Commentary on the Gospel of
EASTER SUNDAY - MASS OF THE DAY
First Reading: Acts 10. 34, 37-43
Peter dominates the first part of Acts. It was he who first addressed the Jews, and here in the household of the Roman Cornelius whose conversion was one the great events in the early Church, Peter delivers the first address to the pagans. It represents in the main kerygma or line of preaching adopted in the primitive Church, a survey and a very good one, of the main events in the life of Jesus Christ.
Responsorial Psalm: Psalm 117. 1-2, 16-17, 22-23
This psalm is the last of the Hallel psalms and was used at the Feast of Tabernacles, a festival celebrating the ingathering of the harvest. There is a call for general thanksgiving. In the second stanza a deliverance from peril is brought to mind. The third contains a reference the rejected stone and this is most apt at Easter. The corner stone was a huge block put in the ground to tie two walls together. In the New Testament Our Lord is seen as the corner stone. The stone symbolises the Jewish nations, rejected by the pagan world, but restored by God to a place of honour.
Second Reading: Colossians 3. 1-4
In his Letter to the Colossians Paul deals with the errors in their faith and brings them face to face with risen Christ. In the reading they are urged to turn from the things of earth to heavenly things. In four short verses the Greek for “with” occurs three times, thus defining the new relationship in Christ.
Alternate Second Reading: 1 Corinthians 5: 6-8
A basic law of morality had been breached and Paul bluntly tells the Corinthian Church to expel the offender. Yeast, because of its fermenting, was usually used to denote something evil. So the Corinthians must get rid of every trace of this corrupting influence, just as the Jews cleansed the house of every particle of yeast before the Passover at which only bread without yeast was used.
Gospel: John 20. 1-9
John’s narrative of the Resurrection passes over much detail found in the other Gospels. In the fact the same may be said of the Gospel as a whole. The reason is that he selected aspects of our Lord’s life to make them vehicles of the teaching he wished to impart. So here John gives enough to serve his purpose, the final Glorification of Christ.
In studying John’s account, his interest was two folds: (1) to give the evidence that led him to immediately understand and believe, and (2) to give enough evidence to lead anyone belief-if a person is willing to believe.
The changed lives of the Lord’s disciples are indisputable evidence. It is psychological evidence that they became new creatures of enthusiasm and motivation. They were propelled by a dynamic power and bold courage.

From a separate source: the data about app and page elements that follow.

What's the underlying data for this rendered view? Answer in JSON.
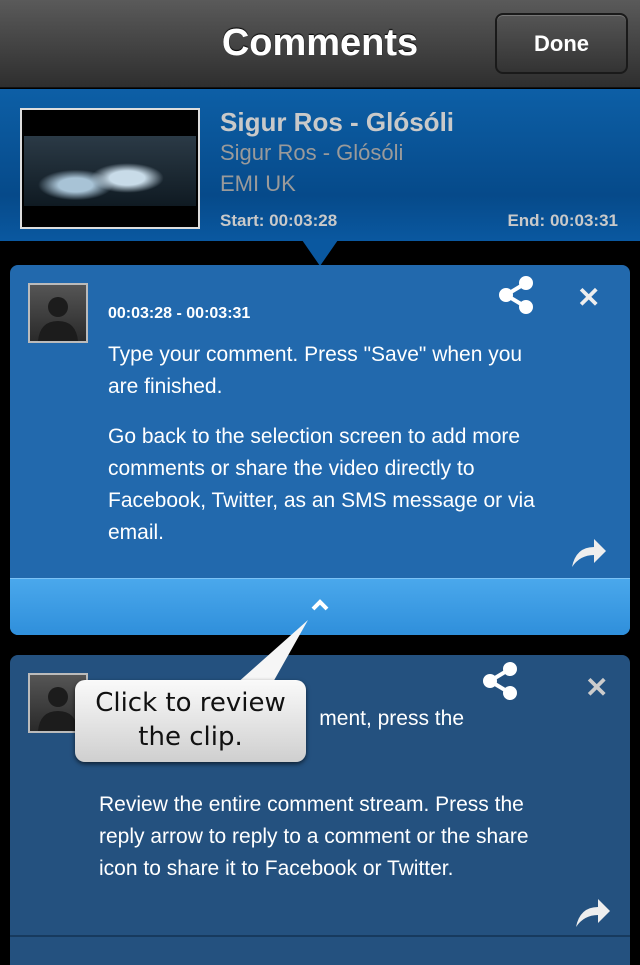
{
  "header": {
    "title": "Comments",
    "done_label": "Done"
  },
  "clip": {
    "title": "Sigur Ros - Glósóli",
    "subtitle": "Sigur Ros - Glósóli",
    "label": "EMI UK",
    "start": "Start: 00:03:28",
    "end": "End: 00:03:31"
  },
  "comments": [
    {
      "timestamp": "00:03:28 - 00:03:31",
      "paragraphs": [
        "Type your comment. Press \"Save\" when you are finished.",
        "Go back to the selection screen to add more comments or share the video directly to Facebook, Twitter, as an SMS message or via email."
      ]
    },
    {
      "partial_line": "ment, press  the",
      "paragraphs": [
        "Review the entire comment  stream. Press the reply arrow to reply to a comment or the share icon to share it to Facebook or Twitter."
      ]
    }
  ],
  "tooltip": {
    "text": "Click to review the clip."
  },
  "colors": {
    "card_active": "#2269ad",
    "card": "#24517f",
    "bar": "#3d9be4"
  }
}
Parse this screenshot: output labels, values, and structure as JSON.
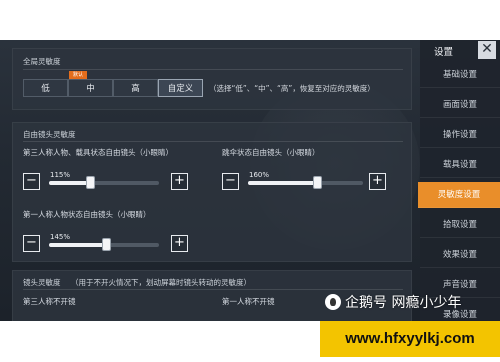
{
  "global_sensitivity": {
    "title": "全局灵敏度",
    "options": [
      "低",
      "中",
      "高",
      "自定义"
    ],
    "recommended_badge": "默认",
    "selected_option": "自定义",
    "hint": "（选择“低”、“中”、“高”，恢复至对应的灵敏度）"
  },
  "free_camera": {
    "title": "自由镜头灵敏度",
    "sliders": [
      {
        "label": "第三人称人物、载具状态自由镜头（小眼睛）",
        "value_text": "115%",
        "value_fraction": 0.37
      },
      {
        "label": "跳伞状态自由镜头（小眼睛）",
        "value_text": "160%",
        "value_fraction": 0.6
      },
      {
        "label": "第一人称人物状态自由镜头（小眼睛）",
        "value_text": "145%",
        "value_fraction": 0.52
      }
    ]
  },
  "camera_sensitivity": {
    "title": "镜头灵敏度",
    "note": "（用于不开火情况下，划动屏幕时镜头转动的灵敏度）",
    "left_label": "第三人称不开镜",
    "right_label": "第一人称不开镜"
  },
  "sidebar": {
    "title": "设置",
    "close_label": "✕",
    "items": [
      "基础设置",
      "画面设置",
      "操作设置",
      "载具设置",
      "灵敏度设置",
      "拾取设置",
      "效果设置",
      "声音设置",
      "录像设置"
    ],
    "active_index": 4
  },
  "watermark": {
    "text": "企鹅号 网瘾小少年"
  },
  "url_banner": {
    "text": "www.hfxyylkj.com"
  },
  "colors": {
    "accent": "#e98e2a",
    "url_banner": "#f3c400"
  }
}
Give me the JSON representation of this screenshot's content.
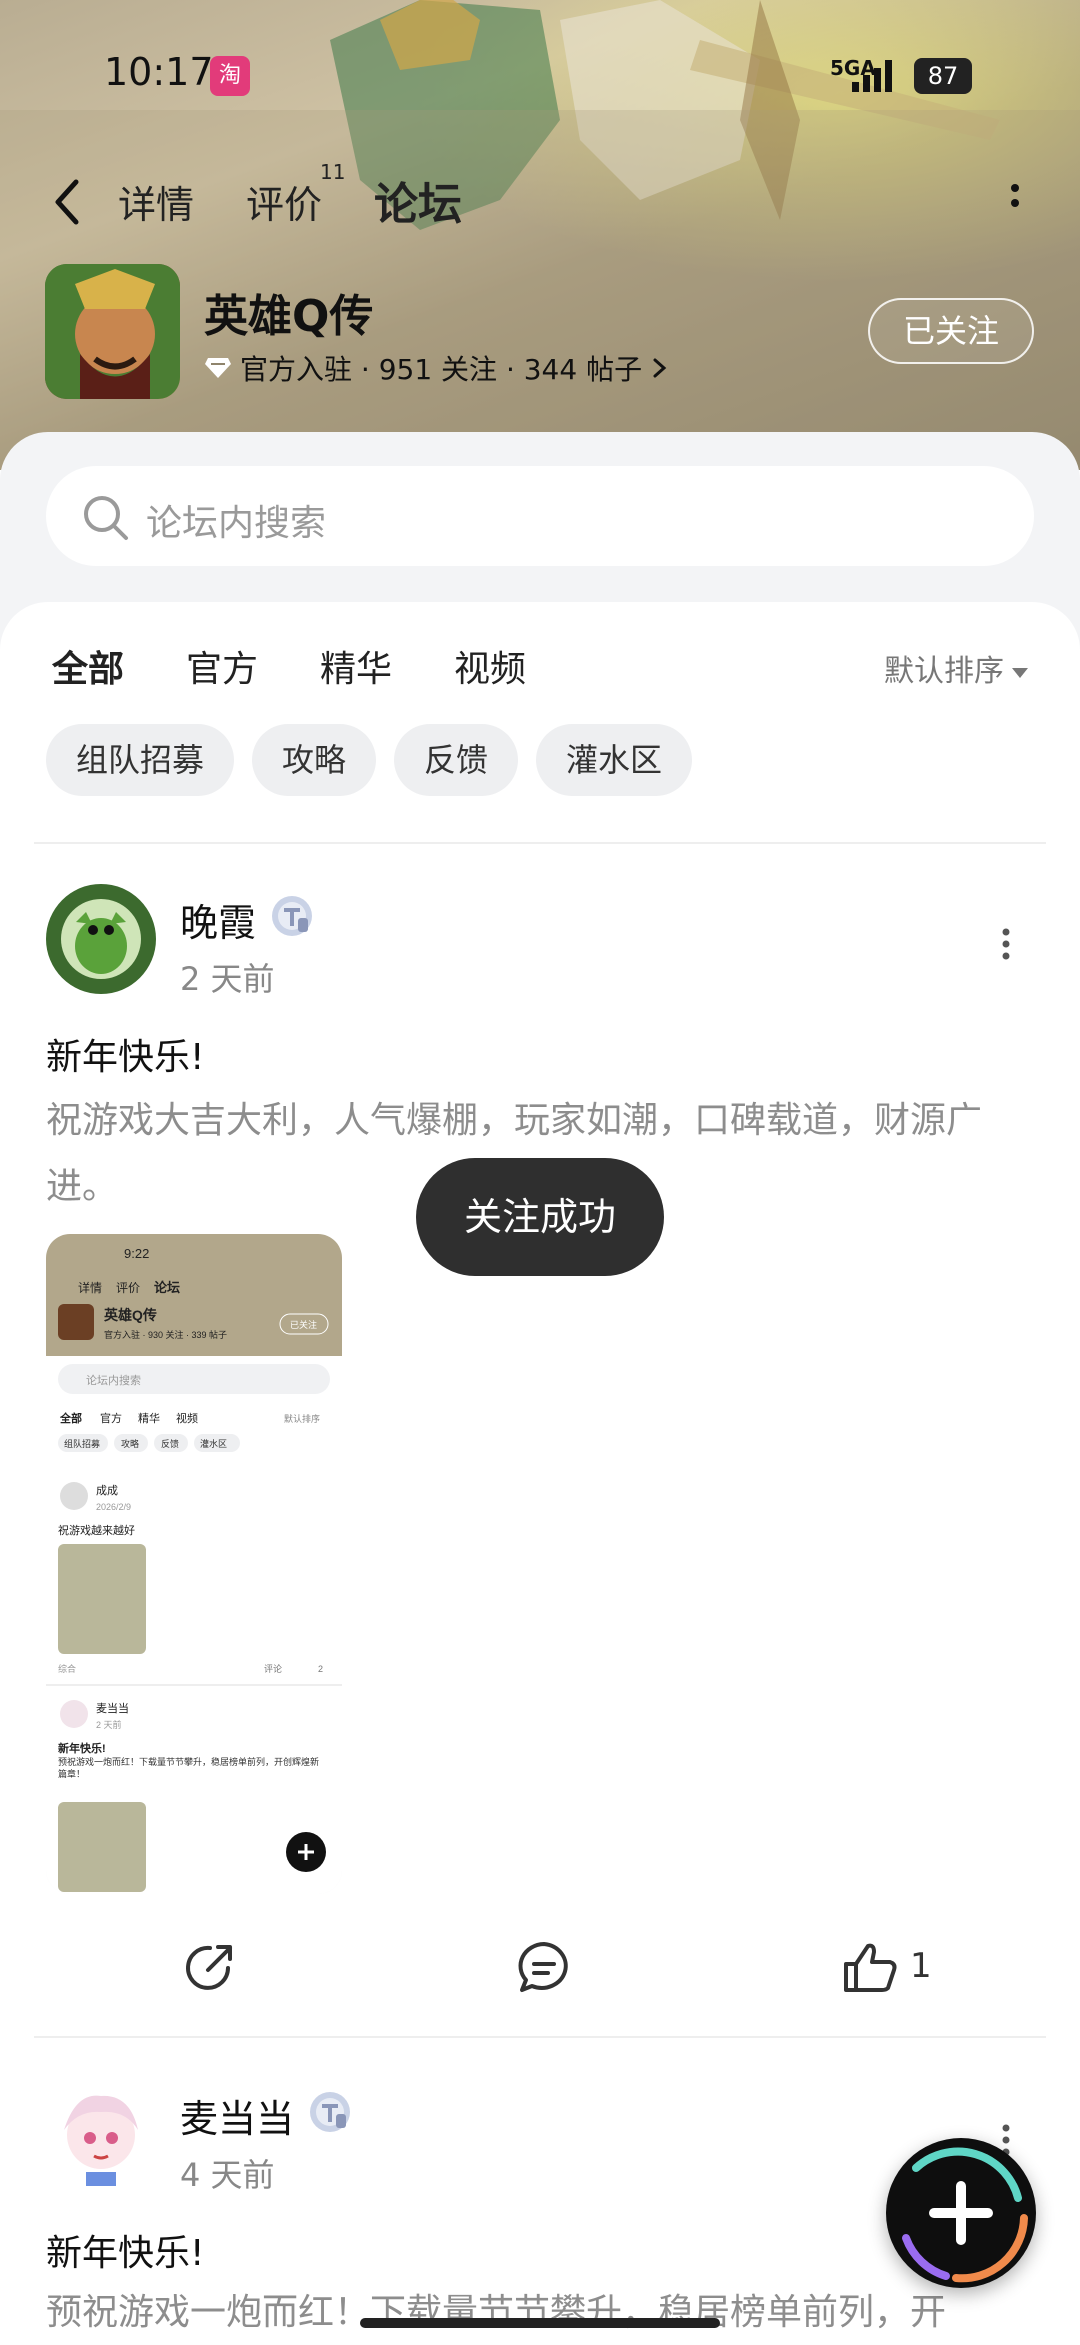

Within thirty days they were seen proclaiming a risen Christ from the very spot where their lives were being threatened. They were preaching to the very people who were seeking to arrest and execute them. Only one thing could cause them to adopt this strategy: the Lord had indeed risen, and He had implanted within them a dynamic new power never before experienced by man.
God proclaims in Scripture that He is (exists) that He is love, and that He has shown his love supremely by sending His own Son to save a lost and dying world. What God wants from us is love and belief, love for the Lord Jesus and belief in the supreme power of a loving God. This is just the point of the resurrection account. We are to believe because we love even as Mary and John loved.